It has also launched an ambitious longer-term campaign, ‘2016 The Republic of Culture’, which aims to restore arts and culture to the central role in Irish society which they enjoyed at the foundation of the state.
The NCFA, a volunteer-led movement which makes the case for the arts in Ireland, sees the new campaign as particularly relevant given the current Decade of Commemorations and, more especially, the centenary of the 1916 Rising in which writers and artists played such a prominent role. Indeed, artists have long enjoyed an honoured place in our national consciousness, from cairn builders 5,000 years ago and manuscript illuminators of early Christian times to those involved as protagonists and rebels in the foundation of the state.
One of the many casualties of our short-lived affluence has been losing sight of the value of the arts as an essential part of a humane and fully-functioning society. One of the causes of our recent economic and associated social difficulties was a dangerous complacency, leading to a too-ready acceptance of the status quo. Artists have an inherent ability to provoke us to think for ourselves. Those of us who are fortunate enough to enjoy an involvement with the arts, even at one remove as an audience member, greatly value its capacity to lift our spirits. However, more importantly given our recent history, artists also have a special ability to challenge us and our easy assumptions — not just to comfort the afflicted, but also to afflict the comfortable.
Another commodity in short supply during more affluent times was a sense of common endeavour. This has begun to reassert itself during our journey to recovery and will continue to be an essential ingredient in that recovery for many years to come. Shared experience has long been acknowledged as one of the defining characteristics of the arts, not just between arts practitioners, but with their audiences and the wider society.
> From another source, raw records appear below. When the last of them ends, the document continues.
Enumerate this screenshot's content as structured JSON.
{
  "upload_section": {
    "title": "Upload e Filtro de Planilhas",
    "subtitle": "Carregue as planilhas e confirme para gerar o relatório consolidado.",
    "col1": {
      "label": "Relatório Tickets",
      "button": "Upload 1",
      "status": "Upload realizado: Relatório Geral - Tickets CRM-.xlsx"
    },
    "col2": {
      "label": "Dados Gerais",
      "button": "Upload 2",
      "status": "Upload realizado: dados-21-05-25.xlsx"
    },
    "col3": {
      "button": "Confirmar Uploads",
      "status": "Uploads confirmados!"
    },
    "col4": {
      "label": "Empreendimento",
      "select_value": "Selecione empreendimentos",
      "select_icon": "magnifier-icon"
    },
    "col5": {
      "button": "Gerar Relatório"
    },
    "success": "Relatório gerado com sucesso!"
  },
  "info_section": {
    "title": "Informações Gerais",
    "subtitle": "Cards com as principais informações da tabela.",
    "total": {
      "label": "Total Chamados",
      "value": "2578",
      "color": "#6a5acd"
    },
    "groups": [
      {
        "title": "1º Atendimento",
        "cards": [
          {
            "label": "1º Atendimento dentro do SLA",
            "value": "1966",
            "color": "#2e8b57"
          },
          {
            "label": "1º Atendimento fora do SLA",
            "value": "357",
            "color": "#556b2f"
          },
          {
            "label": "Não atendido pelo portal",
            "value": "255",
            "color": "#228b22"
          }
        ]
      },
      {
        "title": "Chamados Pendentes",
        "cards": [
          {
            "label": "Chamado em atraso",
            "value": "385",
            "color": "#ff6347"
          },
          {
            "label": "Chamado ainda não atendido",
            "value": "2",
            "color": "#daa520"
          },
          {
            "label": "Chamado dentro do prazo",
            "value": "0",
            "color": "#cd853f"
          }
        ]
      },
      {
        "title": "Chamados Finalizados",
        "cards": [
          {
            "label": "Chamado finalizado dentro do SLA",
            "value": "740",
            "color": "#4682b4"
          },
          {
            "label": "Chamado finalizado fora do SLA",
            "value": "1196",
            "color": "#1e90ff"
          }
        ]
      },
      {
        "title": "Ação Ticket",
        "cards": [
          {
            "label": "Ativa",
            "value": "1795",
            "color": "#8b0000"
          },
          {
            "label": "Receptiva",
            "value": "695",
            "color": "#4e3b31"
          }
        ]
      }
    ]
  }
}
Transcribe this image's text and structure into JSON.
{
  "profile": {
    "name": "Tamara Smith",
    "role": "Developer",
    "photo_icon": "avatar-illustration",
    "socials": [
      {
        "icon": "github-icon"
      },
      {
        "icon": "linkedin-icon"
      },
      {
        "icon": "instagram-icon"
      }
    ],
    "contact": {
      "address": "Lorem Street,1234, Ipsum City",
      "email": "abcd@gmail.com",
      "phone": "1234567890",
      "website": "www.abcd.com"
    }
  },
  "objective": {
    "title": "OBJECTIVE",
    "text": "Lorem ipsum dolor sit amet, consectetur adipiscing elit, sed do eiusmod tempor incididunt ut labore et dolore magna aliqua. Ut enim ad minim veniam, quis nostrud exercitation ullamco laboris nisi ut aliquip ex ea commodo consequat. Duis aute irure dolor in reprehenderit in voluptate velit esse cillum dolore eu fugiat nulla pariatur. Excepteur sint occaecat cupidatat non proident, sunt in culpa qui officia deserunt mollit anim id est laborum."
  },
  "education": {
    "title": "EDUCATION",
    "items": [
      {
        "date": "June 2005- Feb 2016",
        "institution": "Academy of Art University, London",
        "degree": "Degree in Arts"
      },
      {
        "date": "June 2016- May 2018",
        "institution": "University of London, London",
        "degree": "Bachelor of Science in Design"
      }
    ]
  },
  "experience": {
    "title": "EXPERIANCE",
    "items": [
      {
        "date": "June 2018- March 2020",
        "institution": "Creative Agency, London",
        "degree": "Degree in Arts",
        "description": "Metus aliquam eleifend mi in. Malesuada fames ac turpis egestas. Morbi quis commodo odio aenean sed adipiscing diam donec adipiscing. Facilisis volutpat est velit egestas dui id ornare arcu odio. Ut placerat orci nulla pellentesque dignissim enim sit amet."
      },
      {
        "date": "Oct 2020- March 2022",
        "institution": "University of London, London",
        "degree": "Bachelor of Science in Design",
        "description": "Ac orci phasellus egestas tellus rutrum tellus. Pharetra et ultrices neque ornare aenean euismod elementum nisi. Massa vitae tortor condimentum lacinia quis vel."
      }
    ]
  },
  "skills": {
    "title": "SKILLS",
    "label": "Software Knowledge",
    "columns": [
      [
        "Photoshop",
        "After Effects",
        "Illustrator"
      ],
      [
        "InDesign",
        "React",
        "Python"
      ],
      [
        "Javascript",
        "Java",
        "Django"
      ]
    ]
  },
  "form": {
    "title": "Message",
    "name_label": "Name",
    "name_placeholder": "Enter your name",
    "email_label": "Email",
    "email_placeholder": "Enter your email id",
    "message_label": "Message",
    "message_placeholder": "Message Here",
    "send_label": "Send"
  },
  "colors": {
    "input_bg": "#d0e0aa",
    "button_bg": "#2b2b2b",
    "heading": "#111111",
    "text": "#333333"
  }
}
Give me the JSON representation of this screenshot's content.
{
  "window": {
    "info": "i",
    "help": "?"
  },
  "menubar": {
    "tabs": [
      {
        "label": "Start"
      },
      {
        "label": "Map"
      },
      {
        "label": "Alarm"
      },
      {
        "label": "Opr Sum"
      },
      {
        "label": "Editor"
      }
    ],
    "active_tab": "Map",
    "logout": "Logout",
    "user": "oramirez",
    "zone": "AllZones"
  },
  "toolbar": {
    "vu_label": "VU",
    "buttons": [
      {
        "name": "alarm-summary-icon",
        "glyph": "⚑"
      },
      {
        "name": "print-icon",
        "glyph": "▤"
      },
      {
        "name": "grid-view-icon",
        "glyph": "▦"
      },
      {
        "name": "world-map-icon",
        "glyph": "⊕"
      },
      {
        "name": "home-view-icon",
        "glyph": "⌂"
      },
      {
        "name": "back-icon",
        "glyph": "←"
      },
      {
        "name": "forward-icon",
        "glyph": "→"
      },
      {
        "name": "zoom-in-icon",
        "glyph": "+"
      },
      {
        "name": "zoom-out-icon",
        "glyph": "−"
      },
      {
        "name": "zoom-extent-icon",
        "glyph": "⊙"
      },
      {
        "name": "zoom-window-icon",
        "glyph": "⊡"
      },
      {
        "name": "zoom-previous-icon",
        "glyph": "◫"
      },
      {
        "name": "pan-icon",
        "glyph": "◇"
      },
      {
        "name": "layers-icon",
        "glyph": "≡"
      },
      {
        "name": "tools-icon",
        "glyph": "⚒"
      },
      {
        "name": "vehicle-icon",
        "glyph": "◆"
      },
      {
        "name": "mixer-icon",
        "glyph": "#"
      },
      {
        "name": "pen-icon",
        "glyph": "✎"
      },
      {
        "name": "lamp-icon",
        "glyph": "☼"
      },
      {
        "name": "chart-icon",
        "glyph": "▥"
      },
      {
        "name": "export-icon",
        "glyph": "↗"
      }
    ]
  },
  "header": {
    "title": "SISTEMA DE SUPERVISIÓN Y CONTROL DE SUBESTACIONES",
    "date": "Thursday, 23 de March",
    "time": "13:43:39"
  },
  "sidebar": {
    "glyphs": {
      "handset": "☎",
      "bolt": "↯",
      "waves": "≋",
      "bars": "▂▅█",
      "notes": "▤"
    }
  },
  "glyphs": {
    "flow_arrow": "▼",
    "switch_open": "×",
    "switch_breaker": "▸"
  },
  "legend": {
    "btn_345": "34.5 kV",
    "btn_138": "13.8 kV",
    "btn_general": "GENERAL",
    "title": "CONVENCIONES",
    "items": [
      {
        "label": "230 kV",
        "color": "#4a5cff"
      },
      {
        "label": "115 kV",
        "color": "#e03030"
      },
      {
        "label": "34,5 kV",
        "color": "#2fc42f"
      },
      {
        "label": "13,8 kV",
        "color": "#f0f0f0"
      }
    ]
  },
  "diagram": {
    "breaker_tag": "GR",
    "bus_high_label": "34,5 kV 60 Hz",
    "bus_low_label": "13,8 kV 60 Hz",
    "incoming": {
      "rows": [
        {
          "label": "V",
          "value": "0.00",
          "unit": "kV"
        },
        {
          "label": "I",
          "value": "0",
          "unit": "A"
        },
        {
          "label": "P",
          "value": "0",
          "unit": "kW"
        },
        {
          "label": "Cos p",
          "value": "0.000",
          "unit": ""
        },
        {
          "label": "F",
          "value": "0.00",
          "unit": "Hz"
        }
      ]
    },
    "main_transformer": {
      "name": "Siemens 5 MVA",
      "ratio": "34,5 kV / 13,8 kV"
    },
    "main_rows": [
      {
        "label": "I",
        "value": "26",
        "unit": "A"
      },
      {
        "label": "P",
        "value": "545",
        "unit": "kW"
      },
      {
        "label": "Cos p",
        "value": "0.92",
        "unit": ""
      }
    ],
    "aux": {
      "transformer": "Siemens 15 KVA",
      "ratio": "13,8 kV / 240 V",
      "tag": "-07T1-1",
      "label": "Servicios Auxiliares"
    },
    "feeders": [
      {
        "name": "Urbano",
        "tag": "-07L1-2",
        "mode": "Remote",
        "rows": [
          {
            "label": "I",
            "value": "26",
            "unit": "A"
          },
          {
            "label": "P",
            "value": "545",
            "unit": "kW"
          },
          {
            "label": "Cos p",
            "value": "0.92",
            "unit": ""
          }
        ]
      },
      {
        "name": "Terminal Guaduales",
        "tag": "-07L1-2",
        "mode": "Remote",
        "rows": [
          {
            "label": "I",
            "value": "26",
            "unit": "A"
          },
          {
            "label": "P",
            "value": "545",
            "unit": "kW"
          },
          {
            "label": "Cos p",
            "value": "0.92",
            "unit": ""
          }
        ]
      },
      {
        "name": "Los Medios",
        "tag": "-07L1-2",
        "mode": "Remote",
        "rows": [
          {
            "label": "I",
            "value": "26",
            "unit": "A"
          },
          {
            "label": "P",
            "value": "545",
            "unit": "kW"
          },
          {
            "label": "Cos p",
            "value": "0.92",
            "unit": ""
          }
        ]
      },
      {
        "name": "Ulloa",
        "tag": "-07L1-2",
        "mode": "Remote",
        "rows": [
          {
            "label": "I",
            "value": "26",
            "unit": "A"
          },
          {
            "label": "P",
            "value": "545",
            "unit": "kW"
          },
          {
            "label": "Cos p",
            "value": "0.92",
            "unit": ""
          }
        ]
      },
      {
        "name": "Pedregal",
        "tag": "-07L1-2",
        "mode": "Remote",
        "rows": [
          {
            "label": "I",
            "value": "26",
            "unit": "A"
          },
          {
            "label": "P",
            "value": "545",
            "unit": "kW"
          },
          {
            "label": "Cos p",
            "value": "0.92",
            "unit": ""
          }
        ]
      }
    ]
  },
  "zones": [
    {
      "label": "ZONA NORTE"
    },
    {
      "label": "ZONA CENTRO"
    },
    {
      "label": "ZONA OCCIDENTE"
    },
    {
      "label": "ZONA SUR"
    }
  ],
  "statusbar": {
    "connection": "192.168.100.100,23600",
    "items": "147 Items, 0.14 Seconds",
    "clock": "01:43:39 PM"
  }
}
The benefits of a vibrant arts sector are tangible and measurable.
A joint study by the University of Sydney and the Australian Council for the Arts, published just last week, found that engagement in the arts benefits students not just in the classroom but also in life generally, with those involved in various arts forms demonstrating more positive academic and personal outcomes than those who had no connection with the arts.
Closer to home, a recent gain has been a greater understanding of the critical role of creativity across our society and economy, and surely our arts communities, whose day-to-day work is rooted in ideas, are especially well suited to give a lead in this area.
In fact, it is this very ability to adapt to prevailing circumstances, together with their passionate commitment to their work, that has enabled so many artists to continue to function despite widespread cutbacks in funding and the financial pressures on audiences and supporters. These realities also mean that, well before the general downturn, they had perfected the art of doing more for less, now one of our national touchstones.
Arts and culture have also proved useful magnets for tourists, with US research showing that visitors who include arts and culture events in their activities spend more and stay longer than the average tourist.
These wide-ranging positive influences have benefited Ireland enormously, even those among us who have little or no involvement in the arts. We would do well to bear in mind that this has only been possible because of centuries of work by our many, usually poorly rewarded, artists.
It would be the height of folly to put all this at risk.
Let us join together to reaffirm our commitment to the arts, to ensure that in rebuilding our country we create not just an economy but a truly inclusive and creative society — a new republic of culture for 2016.
* Tony Sheehan is artistic director of Triskel Christchurch, Cork, and a member of NCFA.